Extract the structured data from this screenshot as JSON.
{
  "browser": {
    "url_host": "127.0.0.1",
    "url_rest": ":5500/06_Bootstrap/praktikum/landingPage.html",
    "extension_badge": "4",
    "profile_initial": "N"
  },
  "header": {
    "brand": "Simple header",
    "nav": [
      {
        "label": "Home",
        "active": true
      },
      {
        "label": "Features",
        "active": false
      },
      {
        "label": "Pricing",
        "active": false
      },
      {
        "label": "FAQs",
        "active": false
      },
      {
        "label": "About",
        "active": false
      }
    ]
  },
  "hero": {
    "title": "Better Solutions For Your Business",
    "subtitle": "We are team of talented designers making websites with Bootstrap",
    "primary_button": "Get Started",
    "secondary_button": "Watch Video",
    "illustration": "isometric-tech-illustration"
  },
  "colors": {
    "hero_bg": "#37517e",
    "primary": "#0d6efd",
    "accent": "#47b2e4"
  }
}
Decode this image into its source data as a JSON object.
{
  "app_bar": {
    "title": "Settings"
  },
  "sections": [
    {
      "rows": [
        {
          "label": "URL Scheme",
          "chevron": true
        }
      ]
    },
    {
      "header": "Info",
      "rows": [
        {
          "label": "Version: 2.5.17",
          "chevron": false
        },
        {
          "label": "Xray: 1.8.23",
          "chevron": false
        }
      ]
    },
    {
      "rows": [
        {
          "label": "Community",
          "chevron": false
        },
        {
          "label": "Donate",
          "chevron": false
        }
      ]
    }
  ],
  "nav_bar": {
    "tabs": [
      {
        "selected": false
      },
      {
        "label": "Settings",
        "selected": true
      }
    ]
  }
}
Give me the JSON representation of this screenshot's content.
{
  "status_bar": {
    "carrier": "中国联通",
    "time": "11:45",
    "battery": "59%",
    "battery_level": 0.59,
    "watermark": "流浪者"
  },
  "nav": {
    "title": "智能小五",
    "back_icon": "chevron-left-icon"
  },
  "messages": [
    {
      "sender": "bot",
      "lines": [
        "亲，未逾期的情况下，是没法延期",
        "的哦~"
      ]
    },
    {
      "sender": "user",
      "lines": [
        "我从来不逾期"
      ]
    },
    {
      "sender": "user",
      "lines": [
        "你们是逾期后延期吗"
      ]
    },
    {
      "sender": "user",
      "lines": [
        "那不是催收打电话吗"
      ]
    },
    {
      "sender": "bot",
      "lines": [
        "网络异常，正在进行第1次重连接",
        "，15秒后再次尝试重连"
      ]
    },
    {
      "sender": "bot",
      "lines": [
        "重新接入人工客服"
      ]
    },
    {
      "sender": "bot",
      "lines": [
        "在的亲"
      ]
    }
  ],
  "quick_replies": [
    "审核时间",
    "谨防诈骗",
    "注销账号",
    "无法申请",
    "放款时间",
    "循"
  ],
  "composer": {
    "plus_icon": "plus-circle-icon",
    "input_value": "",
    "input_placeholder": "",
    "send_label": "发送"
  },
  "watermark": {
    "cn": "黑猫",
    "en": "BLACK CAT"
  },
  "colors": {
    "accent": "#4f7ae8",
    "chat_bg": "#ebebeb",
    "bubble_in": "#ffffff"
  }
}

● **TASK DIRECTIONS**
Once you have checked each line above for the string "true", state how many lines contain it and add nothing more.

● **ANSWER SECTION**
3